Current Air Quality Index (AQI)
Last updated: Nov-28-2023 09:00 MST
Air quality is satisfactory, and air pollution poses little or no risk.
Particulate Matter - PM2.5
Particulate Matter - PM10
Air Quality Index - 24 Hour History
Particulate Matter (PM2.5)
Particulate Matter (PM10)
Air Quality Monitoring#
There are many methods to assess the quality of the air we share including our very own eyes and noses to highly technical monitoring equipment including satellites. How clean our air is can be expressed in terms of visibility, as the Air Quality Index, and in concentrations of various pollutants of concern.
Below, are some options for exploring air quality monitoring, mapping, and ways to engage in the local air quality monitoring network.
Local Air Quality Monitoring Map
Find out where Fort Collins monitors are located and view the current air quality measurements from those monitors.
Visibility Web Cams
Digital images supplement the City’s air quality monitoring efforts. Images are updated every 15 minutes providing real-time visibility conditions to help you make informed decisions. For example, if air quality is poor, the visibility of local landmarks along the horizon is greatly reduced.
Fire & Smoke Map
Explore the interactive map from Airnow.gov to see the current location and status of fires across the U.S., and the smoke plumes associated with those fires.
Gardens on Spring Creek Ozone Bench
Take a look at the ozone and particulate matter measurements for the past week recorded at the Ozone Bench monitoring station at the Gardens on Spring Creek.
"Low-Cost" Air Quality Monitoring Network
View the growing network of privately and publicly owned "low-cost" particulate matter monitors in Fort Collins and the world. Purchase your own air quality monitor from PurpleAir.com to join the crowd-sourced science community in tracking air quality.
Colorado Air Quality Forecasts & Advisories
Take a look at the front range air quality forecast and Colorado smoke outlook from the Colorado Department of Public Health and Environment (CDPHE).

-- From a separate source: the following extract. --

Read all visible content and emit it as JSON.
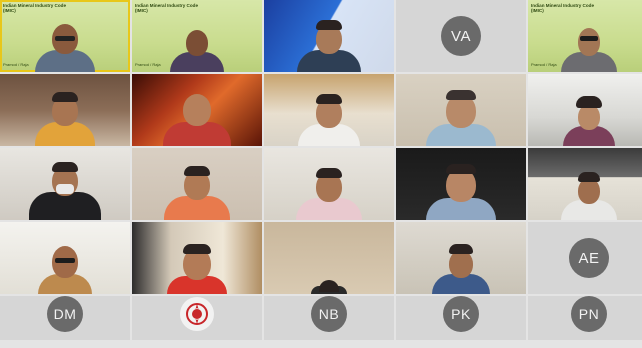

Protective Pollution Prevention Strategies
Get informed and learn how to protect yourself from wildland fire smoke.
Frequently Asked Questions#
The Air Quality Index (AQI) is a standard set by the EPA for reporting air quality of five major pollutants that are regulated by the Clean Air Act. These pollutants are: Ozone, particulate matter, carbon monoxide, sulfur dioxide, and nitrogen dioxide.
More information about the Air Quality Index can be found here.
The Air Quality Index (AQI) is an index from 0 to 500. The higher the AQI value, the greater the level of air pollution and the greater the health concern. For example, an AQI value of 50 represents good air quality with little or no potential to affect public health, while an AQI value over 300 represents air quality so hazardous that everyone may experience serious effects.
An AQI value of 100 generally corresponds to the national air quality standard for the pollutant, which is the level EPA has set to protect public health. AQI values at or below 100 are generally thought of as satisfactory. When AQI values are above 100, air quality is considered to be unhealthy—at first for certain sensitive groups of people, then for everyone as AQI values increase.
A complete writeup on the Air Quality Index can be found here.
Ozone (O3) is a gas composed of three atoms of oxygen. Ozone occurs both in the Earth's upper atmosphere and at ground level. Ozone can be good or bad, depending on where it is found.
Ozone at ground level is a harmful air pollutant, because of its effects on people and the environment, and it is the main ingredient in “smog."
More complete information about ground level ozone can be found here.
Particulate Matter, commonly referred to as PM, is a mixture of solid particles and liquid droplets found in the air. Some particles, such as dust, dirt, soot, or smoke, are large or dark enough to be seen with the naked eye. Others are so small they can only be detected using an electron microscope.
More information about the sources of PM and the health effects can be found here.
An Action Day for fine particulate matter (PM), carbon monoxide (CO), ozone (O3), or other pollutants indicates that either current air quality is unhealthy or conditions are expected to worsen later in the day.
More information here.
There are many ways that you can help to reduce air pollution. Some tips include:
- Conserve energy at home and work
- Carpool, bike, or walk whenever possible
- Keep engines properly tuned and tires properly inflated
- Use environmentally safe paints and cleaning products
- Mulch or compost leaves and yard waste
- Avoid gas powered lawn and garden equipment
More ideas can be found here.
When AQI levels are hazardous, reduce activity levels to reduce the amount of particulates that you breathe into your lungs, and stay indoors in a room or building with filtered air.
A complete description of steps you should take, especially for at-risk groups, can be found here.